Educational Attainment

Why educational attainment matters is unambiguous. The most persuasive research in the social sciences draws straight lines between secondary and post-secondary completion and longer lifespans, better health outcomes, increased lifetime earnings, reduced incarceration rates, more frequent participation in democratic and civic activity, and having children with higher levels of educational attainment. In essence, improving educational attainment provides the opportunity for every student to live a healthy, dignified, and fulfilling life. It is also instrumental to the nation’s health, economy, democracy and social fabric. And if the United States is to address the interrelated problems of income inequality, social mobility, and racial justice, we must address the attainment challenge head-on.

At the Carnegie Foundation, we increase the number of underrepresented students who complete high school and succeed in post-secondary education.  To do this, we leverage improvement science and work with partners to scale the use of high-quality, evidence-based student success systems in schools, with a focus on underrepresented students.

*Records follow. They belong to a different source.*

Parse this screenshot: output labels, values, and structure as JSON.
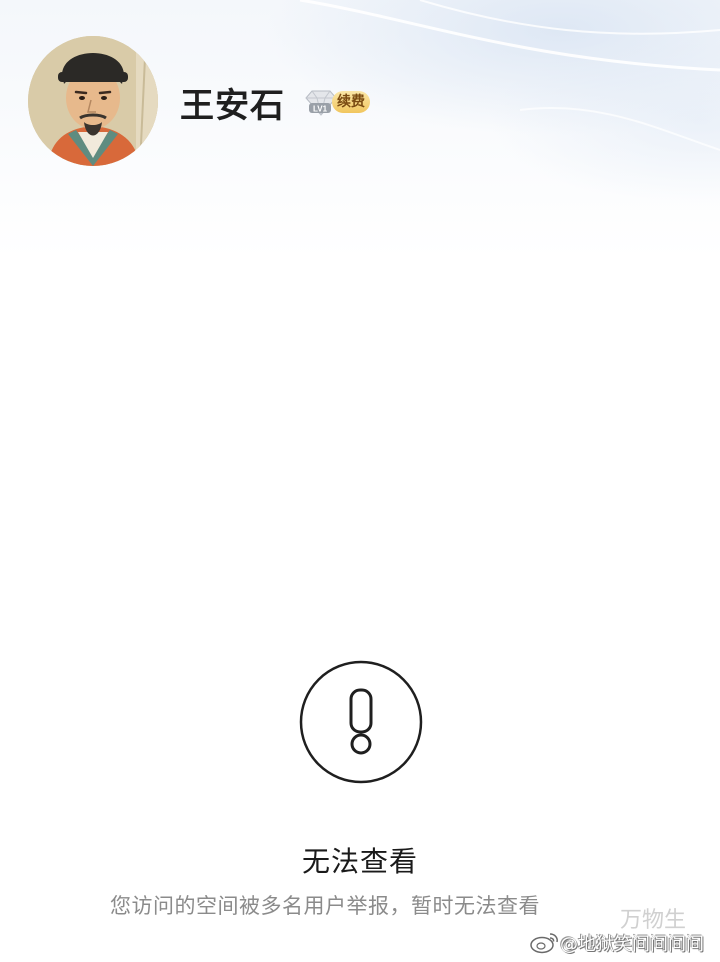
{
  "profile": {
    "username": "王安石",
    "vip_level": "LV1",
    "vip_action": "续费",
    "avatar_alt": "avatar"
  },
  "notice": {
    "icon": "exclamation-circle-icon",
    "title": "无法查看",
    "description": "您访问的空间被多名用户举报，暂时无法查看"
  },
  "watermark": {
    "small": "万物生",
    "handle": "@地狱笑间间间间",
    "logo_icon": "weibo-icon"
  },
  "colors": {
    "title": "#1a1a1a",
    "description": "#8b8b8b",
    "vip_gold": "#f1c65e"
  }
}
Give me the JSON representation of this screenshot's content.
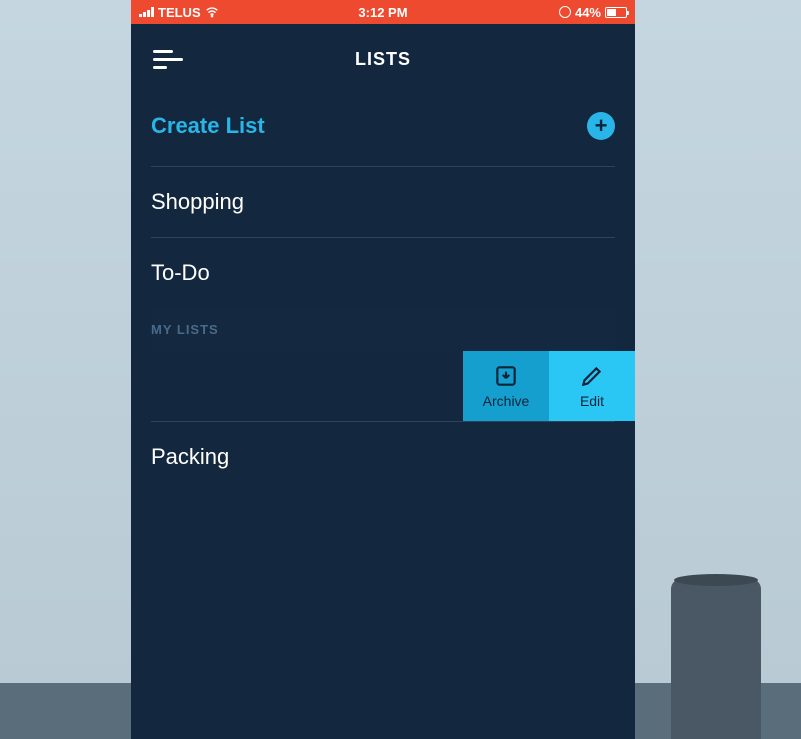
{
  "status": {
    "carrier": "TELUS",
    "time": "3:12 PM",
    "battery_pct": "44%"
  },
  "nav": {
    "title": "LISTS"
  },
  "create": {
    "label": "Create List"
  },
  "default_lists": [
    {
      "label": "Shopping"
    },
    {
      "label": "To-Do"
    }
  ],
  "section_header": "MY LISTS",
  "swipe_actions": {
    "archive": "Archive",
    "edit": "Edit"
  },
  "my_lists": [
    {
      "label": "Packing"
    }
  ]
}
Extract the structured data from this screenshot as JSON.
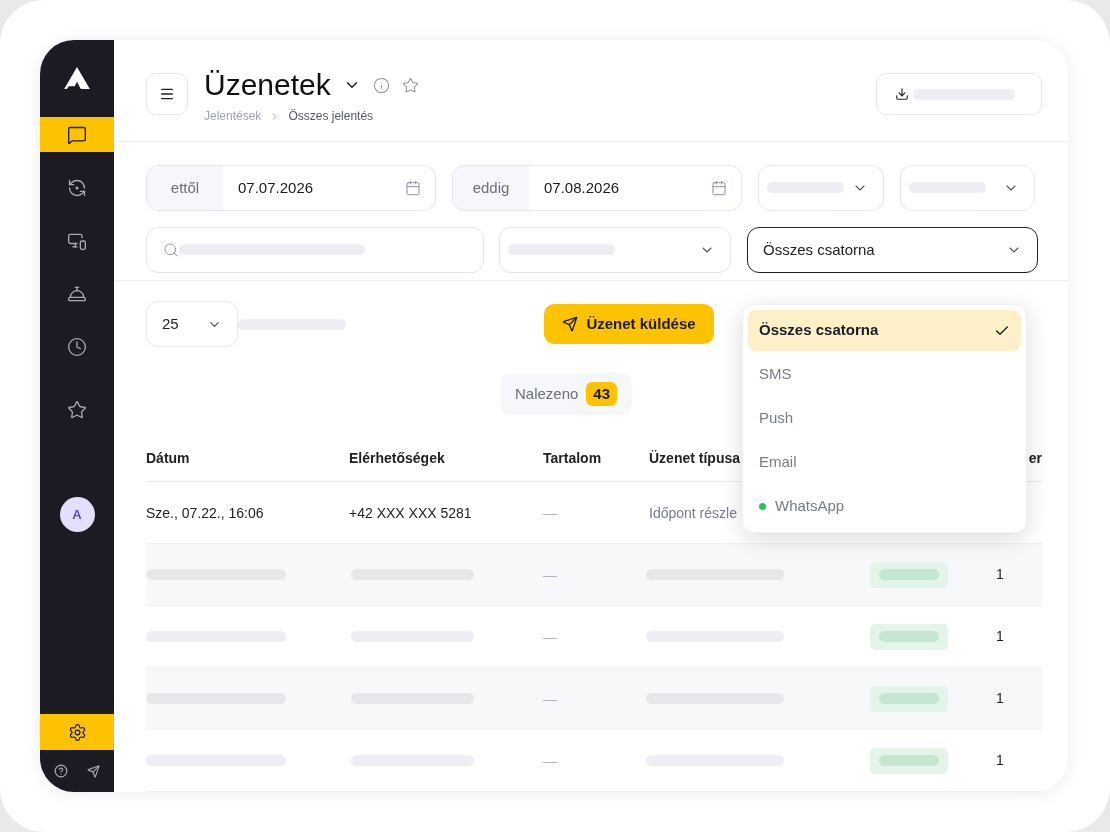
{
  "sidebar": {
    "items": [
      {
        "kind": "chat",
        "selected": true
      },
      {
        "kind": "cycle",
        "selected": false
      },
      {
        "kind": "screen",
        "selected": false
      },
      {
        "kind": "bell",
        "selected": false
      },
      {
        "kind": "clock",
        "selected": false
      },
      {
        "kind": "star",
        "selected": false
      }
    ],
    "avatar": "A",
    "settings": {
      "selected": true
    }
  },
  "header": {
    "title": "Üzenetek",
    "breadcrumb": [
      "Jelentések",
      "Összes jelentés"
    ]
  },
  "filters": {
    "date_from": {
      "label": "ettől",
      "value": "07.07.2026"
    },
    "date_to": {
      "label": "eddig",
      "value": "07.08.2026"
    },
    "channel": {
      "value": "Összes csatorna",
      "open": true
    }
  },
  "toolbar": {
    "page_size": "25",
    "send_button": "Üzenet küldése",
    "found": {
      "label": "Nalezeno",
      "count": "43"
    }
  },
  "table": {
    "columns": [
      "Dátum",
      "Elérhetőségek",
      "Tartalom",
      "Üzenet típusa",
      "er"
    ],
    "rows": [
      {
        "kind": "data",
        "cells": [
          "Sze., 07.22., 16:06",
          "+42 XXX XXX 5281",
          "—",
          "Időpont részle"
        ]
      },
      {
        "kind": "skeleton",
        "content": "—",
        "count": "1"
      },
      {
        "kind": "skeleton",
        "content": "—",
        "count": "1"
      },
      {
        "kind": "skeleton",
        "content": "—",
        "count": "1"
      },
      {
        "kind": "skeleton",
        "content": "—",
        "count": "1"
      }
    ]
  },
  "channel_menu": {
    "options": [
      {
        "label": "Összes csatorna",
        "selected": true
      },
      {
        "label": "SMS",
        "selected": false
      },
      {
        "label": "Push",
        "selected": false
      },
      {
        "label": "Email",
        "selected": false
      },
      {
        "label": "WhatsApp",
        "selected": false,
        "color": "#22c55e"
      }
    ]
  }
}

Through The GRAD Partnership for Student Success, we partner with the Everyone Graduates Center, the American Institutes of Research, BARR Center, National Center for Learning Disabilities, Network for College Success, Rural Schools Collaborative, Talent Development Secondary, and the Schott Foundation to dramatically increase rates of secondary completion and postsecondary entry for underrepresented students nationwide.